START DATA PROVIDED

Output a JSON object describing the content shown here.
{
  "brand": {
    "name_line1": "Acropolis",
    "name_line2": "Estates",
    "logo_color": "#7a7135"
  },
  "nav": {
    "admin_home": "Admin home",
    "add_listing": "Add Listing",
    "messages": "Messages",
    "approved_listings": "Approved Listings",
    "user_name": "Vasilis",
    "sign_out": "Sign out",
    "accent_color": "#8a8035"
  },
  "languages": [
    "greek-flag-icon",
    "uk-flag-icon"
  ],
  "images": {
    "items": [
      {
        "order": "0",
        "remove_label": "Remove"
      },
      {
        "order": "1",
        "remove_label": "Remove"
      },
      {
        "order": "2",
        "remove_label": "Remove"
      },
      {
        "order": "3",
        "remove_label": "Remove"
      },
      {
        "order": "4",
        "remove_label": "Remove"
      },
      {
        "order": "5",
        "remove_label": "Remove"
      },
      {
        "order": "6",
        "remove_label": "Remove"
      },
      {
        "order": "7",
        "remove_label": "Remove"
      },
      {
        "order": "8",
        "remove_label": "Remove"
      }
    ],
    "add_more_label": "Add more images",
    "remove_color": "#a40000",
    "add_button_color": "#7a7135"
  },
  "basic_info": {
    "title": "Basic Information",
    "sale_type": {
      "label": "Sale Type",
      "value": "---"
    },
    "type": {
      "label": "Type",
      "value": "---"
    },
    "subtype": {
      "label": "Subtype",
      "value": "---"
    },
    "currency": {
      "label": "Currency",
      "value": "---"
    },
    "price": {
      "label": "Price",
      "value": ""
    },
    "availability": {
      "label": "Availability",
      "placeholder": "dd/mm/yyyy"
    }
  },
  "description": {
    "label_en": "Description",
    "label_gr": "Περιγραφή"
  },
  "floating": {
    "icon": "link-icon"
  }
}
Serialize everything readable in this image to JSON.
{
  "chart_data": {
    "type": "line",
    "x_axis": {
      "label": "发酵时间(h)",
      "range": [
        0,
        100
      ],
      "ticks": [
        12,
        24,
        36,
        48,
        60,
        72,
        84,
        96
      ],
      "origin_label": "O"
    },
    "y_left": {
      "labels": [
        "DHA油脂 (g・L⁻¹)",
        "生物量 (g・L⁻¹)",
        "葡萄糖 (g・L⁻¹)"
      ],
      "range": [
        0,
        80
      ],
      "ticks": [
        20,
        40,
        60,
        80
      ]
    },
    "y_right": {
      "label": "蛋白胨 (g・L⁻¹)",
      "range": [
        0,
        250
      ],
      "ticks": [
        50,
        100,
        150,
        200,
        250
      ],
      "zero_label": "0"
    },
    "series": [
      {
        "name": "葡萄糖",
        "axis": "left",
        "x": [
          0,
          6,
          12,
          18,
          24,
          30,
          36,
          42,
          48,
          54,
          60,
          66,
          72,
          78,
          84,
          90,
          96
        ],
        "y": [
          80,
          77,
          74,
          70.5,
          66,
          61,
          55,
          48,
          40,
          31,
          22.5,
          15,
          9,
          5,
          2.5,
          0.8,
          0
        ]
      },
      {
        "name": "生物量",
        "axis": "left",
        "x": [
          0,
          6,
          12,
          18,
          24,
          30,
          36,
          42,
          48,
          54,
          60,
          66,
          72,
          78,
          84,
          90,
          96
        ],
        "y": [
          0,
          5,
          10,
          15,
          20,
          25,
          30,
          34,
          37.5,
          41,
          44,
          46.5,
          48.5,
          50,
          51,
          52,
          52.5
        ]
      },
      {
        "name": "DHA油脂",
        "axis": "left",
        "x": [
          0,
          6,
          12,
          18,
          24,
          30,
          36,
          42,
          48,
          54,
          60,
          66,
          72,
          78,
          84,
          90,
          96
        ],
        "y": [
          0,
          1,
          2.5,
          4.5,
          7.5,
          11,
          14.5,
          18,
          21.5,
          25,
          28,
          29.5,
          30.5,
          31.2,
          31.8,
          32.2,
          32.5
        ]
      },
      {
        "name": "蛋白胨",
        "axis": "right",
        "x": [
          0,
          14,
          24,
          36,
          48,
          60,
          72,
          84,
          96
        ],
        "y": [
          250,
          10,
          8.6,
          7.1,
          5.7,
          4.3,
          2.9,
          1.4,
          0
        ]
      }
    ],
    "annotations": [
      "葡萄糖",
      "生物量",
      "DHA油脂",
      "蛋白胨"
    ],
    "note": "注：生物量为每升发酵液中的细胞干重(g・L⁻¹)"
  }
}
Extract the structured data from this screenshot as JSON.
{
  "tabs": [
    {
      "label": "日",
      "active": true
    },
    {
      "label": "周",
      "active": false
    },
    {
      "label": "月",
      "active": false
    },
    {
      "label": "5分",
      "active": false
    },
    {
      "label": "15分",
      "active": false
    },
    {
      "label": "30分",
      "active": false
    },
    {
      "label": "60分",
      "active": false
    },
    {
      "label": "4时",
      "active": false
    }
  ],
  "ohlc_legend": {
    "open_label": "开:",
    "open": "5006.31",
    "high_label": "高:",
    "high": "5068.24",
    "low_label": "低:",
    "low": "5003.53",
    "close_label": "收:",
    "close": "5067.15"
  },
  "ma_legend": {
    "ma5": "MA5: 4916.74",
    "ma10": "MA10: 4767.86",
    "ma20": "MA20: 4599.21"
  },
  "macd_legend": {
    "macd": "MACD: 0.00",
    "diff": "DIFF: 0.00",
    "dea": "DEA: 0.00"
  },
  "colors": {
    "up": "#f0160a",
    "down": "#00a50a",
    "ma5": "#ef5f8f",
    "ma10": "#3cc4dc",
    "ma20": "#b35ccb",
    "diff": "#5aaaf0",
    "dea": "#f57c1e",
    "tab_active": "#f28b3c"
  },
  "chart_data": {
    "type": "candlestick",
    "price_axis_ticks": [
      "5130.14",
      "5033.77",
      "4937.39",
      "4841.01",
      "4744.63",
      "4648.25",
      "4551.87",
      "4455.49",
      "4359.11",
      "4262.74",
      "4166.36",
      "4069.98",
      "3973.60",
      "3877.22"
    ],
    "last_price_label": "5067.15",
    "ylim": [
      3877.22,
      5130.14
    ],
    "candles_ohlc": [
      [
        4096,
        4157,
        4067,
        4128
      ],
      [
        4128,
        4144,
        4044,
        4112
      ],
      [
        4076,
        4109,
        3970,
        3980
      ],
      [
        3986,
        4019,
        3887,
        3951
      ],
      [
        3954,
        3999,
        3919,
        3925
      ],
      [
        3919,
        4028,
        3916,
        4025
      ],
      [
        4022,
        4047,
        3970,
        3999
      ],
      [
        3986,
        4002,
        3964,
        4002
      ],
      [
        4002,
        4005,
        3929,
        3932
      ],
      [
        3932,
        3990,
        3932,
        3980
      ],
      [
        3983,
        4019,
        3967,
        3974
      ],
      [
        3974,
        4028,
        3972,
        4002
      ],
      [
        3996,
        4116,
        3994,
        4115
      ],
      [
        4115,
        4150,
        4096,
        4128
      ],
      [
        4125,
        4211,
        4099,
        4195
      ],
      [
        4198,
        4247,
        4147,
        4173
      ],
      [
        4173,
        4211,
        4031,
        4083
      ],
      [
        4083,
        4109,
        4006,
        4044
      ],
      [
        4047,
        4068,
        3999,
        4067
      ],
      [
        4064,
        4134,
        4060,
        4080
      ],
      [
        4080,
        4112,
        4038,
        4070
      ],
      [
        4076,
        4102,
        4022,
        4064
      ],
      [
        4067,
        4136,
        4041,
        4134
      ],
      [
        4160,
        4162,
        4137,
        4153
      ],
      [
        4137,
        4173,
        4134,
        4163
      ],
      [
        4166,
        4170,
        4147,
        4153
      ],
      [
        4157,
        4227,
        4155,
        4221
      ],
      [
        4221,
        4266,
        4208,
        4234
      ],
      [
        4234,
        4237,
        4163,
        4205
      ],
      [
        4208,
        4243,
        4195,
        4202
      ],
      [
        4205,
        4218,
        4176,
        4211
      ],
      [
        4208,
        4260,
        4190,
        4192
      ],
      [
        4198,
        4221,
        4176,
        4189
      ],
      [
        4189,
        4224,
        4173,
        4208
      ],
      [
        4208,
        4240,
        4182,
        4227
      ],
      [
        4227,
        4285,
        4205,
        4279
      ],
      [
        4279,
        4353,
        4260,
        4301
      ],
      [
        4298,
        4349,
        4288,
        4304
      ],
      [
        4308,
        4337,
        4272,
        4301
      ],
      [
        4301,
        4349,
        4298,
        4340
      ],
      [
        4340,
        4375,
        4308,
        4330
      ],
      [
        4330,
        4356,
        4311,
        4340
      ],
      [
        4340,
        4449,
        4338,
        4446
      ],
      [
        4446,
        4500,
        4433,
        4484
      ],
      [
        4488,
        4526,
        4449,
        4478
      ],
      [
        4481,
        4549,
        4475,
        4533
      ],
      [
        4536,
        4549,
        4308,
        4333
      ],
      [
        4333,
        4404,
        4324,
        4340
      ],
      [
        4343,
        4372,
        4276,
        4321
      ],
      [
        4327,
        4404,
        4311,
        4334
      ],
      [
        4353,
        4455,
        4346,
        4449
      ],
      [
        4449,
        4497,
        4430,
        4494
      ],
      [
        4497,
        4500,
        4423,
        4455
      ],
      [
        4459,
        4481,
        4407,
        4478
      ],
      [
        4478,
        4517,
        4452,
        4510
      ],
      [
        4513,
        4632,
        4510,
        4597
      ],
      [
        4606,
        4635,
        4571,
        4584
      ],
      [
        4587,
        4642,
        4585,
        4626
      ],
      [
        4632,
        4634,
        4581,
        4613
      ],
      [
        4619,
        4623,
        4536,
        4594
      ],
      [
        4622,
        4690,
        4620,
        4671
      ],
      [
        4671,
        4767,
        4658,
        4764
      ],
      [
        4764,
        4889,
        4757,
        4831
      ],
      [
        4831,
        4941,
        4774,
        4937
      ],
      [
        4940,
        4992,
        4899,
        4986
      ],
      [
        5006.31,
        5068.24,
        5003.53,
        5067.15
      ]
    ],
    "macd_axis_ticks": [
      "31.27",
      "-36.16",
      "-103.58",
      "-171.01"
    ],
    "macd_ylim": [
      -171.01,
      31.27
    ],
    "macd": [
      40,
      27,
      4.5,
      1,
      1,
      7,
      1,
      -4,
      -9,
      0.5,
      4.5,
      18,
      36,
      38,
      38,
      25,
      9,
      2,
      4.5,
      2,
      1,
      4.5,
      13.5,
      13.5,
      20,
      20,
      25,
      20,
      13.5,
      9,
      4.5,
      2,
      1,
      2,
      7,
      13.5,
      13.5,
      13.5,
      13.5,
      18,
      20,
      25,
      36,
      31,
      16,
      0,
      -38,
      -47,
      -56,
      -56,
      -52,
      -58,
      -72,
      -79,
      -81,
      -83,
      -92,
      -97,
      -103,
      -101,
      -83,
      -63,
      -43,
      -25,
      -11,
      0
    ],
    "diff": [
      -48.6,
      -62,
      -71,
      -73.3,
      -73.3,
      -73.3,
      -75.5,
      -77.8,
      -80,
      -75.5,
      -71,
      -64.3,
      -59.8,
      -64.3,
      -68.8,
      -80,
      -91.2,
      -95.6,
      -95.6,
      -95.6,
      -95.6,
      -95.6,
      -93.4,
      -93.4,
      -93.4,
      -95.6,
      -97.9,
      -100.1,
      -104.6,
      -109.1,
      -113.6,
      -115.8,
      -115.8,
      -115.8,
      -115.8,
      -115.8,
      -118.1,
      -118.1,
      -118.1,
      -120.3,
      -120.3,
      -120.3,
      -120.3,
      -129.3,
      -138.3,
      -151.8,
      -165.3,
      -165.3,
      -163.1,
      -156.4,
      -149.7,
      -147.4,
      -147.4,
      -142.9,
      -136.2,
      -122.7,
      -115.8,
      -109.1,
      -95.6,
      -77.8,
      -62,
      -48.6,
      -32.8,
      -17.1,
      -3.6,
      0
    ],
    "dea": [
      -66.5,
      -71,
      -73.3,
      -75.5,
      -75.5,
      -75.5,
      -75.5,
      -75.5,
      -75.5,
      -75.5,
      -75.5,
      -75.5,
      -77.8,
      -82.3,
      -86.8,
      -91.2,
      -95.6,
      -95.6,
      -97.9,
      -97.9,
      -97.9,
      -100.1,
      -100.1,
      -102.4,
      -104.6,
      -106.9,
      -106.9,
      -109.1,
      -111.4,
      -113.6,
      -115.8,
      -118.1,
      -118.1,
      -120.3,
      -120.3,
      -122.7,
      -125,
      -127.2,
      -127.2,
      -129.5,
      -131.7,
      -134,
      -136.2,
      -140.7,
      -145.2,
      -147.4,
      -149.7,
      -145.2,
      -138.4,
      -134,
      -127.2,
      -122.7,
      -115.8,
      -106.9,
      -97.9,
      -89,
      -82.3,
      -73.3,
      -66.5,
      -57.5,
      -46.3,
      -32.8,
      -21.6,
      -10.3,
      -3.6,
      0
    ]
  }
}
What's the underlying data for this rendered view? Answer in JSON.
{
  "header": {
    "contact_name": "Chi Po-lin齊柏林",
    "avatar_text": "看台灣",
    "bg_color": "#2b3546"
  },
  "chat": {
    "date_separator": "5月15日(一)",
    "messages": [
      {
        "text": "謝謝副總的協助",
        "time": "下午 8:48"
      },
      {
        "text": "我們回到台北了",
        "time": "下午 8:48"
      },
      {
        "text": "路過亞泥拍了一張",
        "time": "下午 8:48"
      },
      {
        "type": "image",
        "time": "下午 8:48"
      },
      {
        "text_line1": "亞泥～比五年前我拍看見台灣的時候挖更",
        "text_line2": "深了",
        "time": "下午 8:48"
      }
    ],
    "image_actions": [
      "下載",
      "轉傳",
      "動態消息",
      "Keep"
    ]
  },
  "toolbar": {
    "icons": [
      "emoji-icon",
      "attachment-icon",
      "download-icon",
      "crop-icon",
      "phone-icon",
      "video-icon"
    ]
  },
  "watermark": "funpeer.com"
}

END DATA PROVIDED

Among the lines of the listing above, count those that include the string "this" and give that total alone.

▸ WRITTEN SOLUTION
3